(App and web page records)
---------------
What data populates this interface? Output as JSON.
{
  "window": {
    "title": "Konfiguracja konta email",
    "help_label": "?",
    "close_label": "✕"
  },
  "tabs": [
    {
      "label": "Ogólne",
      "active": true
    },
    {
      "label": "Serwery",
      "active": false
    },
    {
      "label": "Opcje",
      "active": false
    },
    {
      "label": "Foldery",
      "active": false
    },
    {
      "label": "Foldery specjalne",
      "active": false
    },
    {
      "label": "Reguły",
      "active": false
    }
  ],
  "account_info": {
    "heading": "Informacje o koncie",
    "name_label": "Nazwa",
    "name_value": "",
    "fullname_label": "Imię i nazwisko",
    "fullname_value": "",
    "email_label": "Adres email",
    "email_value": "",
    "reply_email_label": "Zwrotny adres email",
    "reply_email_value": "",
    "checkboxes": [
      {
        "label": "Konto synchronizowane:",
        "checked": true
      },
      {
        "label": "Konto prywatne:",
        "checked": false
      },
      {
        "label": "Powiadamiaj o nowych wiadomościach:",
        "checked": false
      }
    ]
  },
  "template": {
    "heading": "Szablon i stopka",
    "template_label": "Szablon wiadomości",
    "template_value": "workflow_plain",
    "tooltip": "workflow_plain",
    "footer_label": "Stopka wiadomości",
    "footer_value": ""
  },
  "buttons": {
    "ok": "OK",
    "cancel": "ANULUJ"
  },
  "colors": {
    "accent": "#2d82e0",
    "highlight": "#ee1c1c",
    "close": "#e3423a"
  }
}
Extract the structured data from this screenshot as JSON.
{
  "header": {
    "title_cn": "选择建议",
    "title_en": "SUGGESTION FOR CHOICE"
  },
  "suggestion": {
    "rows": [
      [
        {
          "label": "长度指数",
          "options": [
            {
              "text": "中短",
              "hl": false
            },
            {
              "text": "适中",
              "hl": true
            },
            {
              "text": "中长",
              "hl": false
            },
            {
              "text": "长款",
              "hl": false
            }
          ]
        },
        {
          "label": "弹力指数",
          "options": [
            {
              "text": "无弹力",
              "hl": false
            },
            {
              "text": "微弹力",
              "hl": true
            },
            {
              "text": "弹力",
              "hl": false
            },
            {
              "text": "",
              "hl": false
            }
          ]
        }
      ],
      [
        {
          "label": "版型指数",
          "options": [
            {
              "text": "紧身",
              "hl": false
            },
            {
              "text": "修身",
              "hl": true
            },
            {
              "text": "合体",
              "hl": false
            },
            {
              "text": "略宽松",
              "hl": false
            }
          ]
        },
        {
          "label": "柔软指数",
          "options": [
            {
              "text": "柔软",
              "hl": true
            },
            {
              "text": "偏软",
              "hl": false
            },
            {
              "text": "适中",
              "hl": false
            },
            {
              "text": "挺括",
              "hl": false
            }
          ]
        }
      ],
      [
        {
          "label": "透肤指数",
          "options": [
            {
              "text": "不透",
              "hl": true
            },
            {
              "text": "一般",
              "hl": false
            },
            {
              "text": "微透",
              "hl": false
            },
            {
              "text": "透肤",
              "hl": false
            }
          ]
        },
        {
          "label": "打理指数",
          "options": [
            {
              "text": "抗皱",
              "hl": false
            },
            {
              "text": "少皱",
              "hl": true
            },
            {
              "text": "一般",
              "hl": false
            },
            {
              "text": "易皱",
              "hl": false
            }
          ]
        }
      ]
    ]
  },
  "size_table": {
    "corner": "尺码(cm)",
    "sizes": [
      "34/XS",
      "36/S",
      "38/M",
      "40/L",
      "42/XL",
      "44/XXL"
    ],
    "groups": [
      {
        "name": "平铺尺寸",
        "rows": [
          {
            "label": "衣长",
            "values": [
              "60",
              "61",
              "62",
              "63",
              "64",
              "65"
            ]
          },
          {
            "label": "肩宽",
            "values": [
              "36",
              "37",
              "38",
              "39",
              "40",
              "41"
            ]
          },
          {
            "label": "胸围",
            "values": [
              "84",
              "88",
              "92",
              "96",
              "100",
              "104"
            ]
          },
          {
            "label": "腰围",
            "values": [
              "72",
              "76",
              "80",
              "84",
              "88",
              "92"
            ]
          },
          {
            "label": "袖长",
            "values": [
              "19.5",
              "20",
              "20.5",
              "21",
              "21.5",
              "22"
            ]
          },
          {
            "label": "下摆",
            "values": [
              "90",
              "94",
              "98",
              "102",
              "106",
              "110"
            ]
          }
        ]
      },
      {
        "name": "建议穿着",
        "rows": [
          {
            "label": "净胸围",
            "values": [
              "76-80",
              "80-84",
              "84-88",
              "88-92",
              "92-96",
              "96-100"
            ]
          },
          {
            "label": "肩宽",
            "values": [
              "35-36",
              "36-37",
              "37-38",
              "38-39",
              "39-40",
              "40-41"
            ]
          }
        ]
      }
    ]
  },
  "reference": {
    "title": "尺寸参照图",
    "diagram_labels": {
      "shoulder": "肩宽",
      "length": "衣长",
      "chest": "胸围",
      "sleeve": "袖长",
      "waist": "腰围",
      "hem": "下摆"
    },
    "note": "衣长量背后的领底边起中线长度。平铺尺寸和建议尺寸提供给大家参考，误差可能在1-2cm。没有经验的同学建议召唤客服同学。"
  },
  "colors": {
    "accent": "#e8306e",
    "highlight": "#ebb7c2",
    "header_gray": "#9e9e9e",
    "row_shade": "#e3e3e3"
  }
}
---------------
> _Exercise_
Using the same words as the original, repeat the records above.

> _Output below_
What data populates this interface? Output as JSON.
{
  "window": {
    "title": "Konfiguracja konta email",
    "help_label": "?",
    "close_label": "✕"
  },
  "tabs": [
    {
      "label": "Ogólne",
      "active": true
    },
    {
      "label": "Serwery",
      "active": false
    },
    {
      "label": "Opcje",
      "active": false
    },
    {
      "label": "Foldery",
      "active": false
    },
    {
      "label": "Foldery specjalne",
      "active": false
    },
    {
      "label": "Reguły",
      "active": false
    }
  ],
  "account_info": {
    "heading": "Informacje o koncie",
    "name_label": "Nazwa",
    "name_value": "",
    "fullname_label": "Imię i nazwisko",
    "fullname_value": "",
    "email_label": "Adres email",
    "email_value": "",
    "reply_email_label": "Zwrotny adres email",
    "reply_email_value": "",
    "checkboxes": [
      {
        "label": "Konto synchronizowane:",
        "checked": true
      },
      {
        "label": "Konto prywatne:",
        "checked": false
      },
      {
        "label": "Powiadamiaj o nowych wiadomościach:",
        "checked": false
      }
    ]
  },
  "template": {
    "heading": "Szablon i stopka",
    "template_label": "Szablon wiadomości",
    "template_value": "workflow_plain",
    "tooltip": "workflow_plain",
    "footer_label": "Stopka wiadomości",
    "footer_value": ""
  },
  "buttons": {
    "ok": "OK",
    "cancel": "ANULUJ"
  },
  "colors": {
    "accent": "#2d82e0",
    "highlight": "#ee1c1c",
    "close": "#e3423a"
  }
}
Extract the structured data from this screenshot as JSON.
{
  "header": {
    "title_cn": "选择建议",
    "title_en": "SUGGESTION FOR CHOICE"
  },
  "suggestion": {
    "rows": [
      [
        {
          "label": "长度指数",
          "options": [
            {
              "text": "中短",
              "hl": false
            },
            {
              "text": "适中",
              "hl": true
            },
            {
              "text": "中长",
              "hl": false
            },
            {
              "text": "长款",
              "hl": false
            }
          ]
        },
        {
          "label": "弹力指数",
          "options": [
            {
              "text": "无弹力",
              "hl": false
            },
            {
              "text": "微弹力",
              "hl": true
            },
            {
              "text": "弹力",
              "hl": false
            },
            {
              "text": "",
              "hl": false
            }
          ]
        }
      ],
      [
        {
          "label": "版型指数",
          "options": [
            {
              "text": "紧身",
              "hl": false
            },
            {
              "text": "修身",
              "hl": true
            },
            {
              "text": "合体",
              "hl": false
            },
            {
              "text": "略宽松",
              "hl": false
            }
          ]
        },
        {
          "label": "柔软指数",
          "options": [
            {
              "text": "柔软",
              "hl": true
            },
            {
              "text": "偏软",
              "hl": false
            },
            {
              "text": "适中",
              "hl": false
            },
            {
              "text": "挺括",
              "hl": false
            }
          ]
        }
      ],
      [
        {
          "label": "透肤指数",
          "options": [
            {
              "text": "不透",
              "hl": true
            },
            {
              "text": "一般",
              "hl": false
            },
            {
              "text": "微透",
              "hl": false
            },
            {
              "text": "透肤",
              "hl": false
            }
          ]
        },
        {
          "label": "打理指数",
          "options": [
            {
              "text": "抗皱",
              "hl": false
            },
            {
              "text": "少皱",
              "hl": true
            },
            {
              "text": "一般",
              "hl": false
            },
            {
              "text": "易皱",
              "hl": false
            }
          ]
        }
      ]
    ]
  },
  "size_table": {
    "corner": "尺码(cm)",
    "sizes": [
      "34/XS",
      "36/S",
      "38/M",
      "40/L",
      "42/XL",
      "44/XXL"
    ],
    "groups": [
      {
        "name": "平铺尺寸",
        "rows": [
          {
            "label": "衣长",
            "values": [
              "60",
              "61",
              "62",
              "63",
              "64",
              "65"
            ]
          },
          {
            "label": "肩宽",
            "values": [
              "36",
              "37",
              "38",
              "39",
              "40",
              "41"
            ]
          },
          {
            "label": "胸围",
            "values": [
              "84",
              "88",
              "92",
              "96",
              "100",
              "104"
            ]
          },
          {
            "label": "腰围",
            "values": [
              "72",
              "76",
              "80",
              "84",
              "88",
              "92"
            ]
          },
          {
            "label": "袖长",
            "values": [
              "19.5",
              "20",
              "20.5",
              "21",
              "21.5",
              "22"
            ]
          },
          {
            "label": "下摆",
            "values": [
              "90",
              "94",
              "98",
              "102",
              "106",
              "110"
            ]
          }
        ]
      },
      {
        "name": "建议穿着",
        "rows": [
          {
            "label": "净胸围",
            "values": [
              "76-80",
              "80-84",
              "84-88",
              "88-92",
              "92-96",
              "96-100"
            ]
          },
          {
            "label": "肩宽",
            "values": [
              "35-36",
              "36-37",
              "37-38",
              "38-39",
              "39-40",
              "40-41"
            ]
          }
        ]
      }
    ]
  },
  "reference": {
    "title": "尺寸参照图",
    "diagram_labels": {
      "shoulder": "肩宽",
      "length": "衣长",
      "chest": "胸围",
      "sleeve": "袖长",
      "waist": "腰围",
      "hem": "下摆"
    },
    "note": "衣长量背后的领底边起中线长度。平铺尺寸和建议尺寸提供给大家参考，误差可能在1-2cm。没有经验的同学建议召唤客服同学。"
  },
  "colors": {
    "accent": "#e8306e",
    "highlight": "#ebb7c2",
    "header_gray": "#9e9e9e",
    "row_shade": "#e3e3e3"
  }
}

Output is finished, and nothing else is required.